WHAT THIS TASK INVOLVES:
In the entries below, find each line with the string "Settings" and copy it.

INFORMATION:
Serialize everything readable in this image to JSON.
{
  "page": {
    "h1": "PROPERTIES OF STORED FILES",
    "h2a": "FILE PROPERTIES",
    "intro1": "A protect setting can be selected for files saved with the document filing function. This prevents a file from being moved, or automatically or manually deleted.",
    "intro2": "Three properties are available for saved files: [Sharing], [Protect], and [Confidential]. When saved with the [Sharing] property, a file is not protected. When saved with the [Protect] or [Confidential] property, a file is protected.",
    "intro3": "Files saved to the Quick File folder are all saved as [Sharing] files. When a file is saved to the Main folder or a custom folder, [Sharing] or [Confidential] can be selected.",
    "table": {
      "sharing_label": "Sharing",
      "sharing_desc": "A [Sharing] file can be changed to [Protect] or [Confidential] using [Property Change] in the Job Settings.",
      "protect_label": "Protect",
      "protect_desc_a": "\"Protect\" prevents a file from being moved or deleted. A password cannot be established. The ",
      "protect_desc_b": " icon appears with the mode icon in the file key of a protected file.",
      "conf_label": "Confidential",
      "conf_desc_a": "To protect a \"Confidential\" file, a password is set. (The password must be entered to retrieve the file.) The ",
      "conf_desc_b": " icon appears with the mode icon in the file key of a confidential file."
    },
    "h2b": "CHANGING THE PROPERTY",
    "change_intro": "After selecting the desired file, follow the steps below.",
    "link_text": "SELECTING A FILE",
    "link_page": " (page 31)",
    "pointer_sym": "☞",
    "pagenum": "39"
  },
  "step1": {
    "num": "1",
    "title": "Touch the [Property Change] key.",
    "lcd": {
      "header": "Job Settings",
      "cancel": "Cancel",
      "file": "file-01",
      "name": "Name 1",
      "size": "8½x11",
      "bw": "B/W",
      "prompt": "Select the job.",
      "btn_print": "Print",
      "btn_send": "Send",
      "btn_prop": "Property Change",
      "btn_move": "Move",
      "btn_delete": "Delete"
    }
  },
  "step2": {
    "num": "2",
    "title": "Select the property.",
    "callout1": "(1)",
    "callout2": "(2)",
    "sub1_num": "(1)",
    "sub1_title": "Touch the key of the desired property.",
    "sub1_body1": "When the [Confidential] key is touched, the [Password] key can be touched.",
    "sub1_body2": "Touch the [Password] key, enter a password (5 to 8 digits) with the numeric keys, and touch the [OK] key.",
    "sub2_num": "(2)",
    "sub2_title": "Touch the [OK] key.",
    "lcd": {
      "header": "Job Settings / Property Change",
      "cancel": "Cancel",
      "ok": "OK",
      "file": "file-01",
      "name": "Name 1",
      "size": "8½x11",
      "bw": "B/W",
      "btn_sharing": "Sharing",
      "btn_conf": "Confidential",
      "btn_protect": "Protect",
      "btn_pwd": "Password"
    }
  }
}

COMPLETED EXERCISE:
      "sharing_desc": "A [Sharing] file can be changed to [Protect] or [Confidential] using [Property Change] in the Job Settings.",
      "header": "Job Settings",
      "header": "Job Settings / Property Change",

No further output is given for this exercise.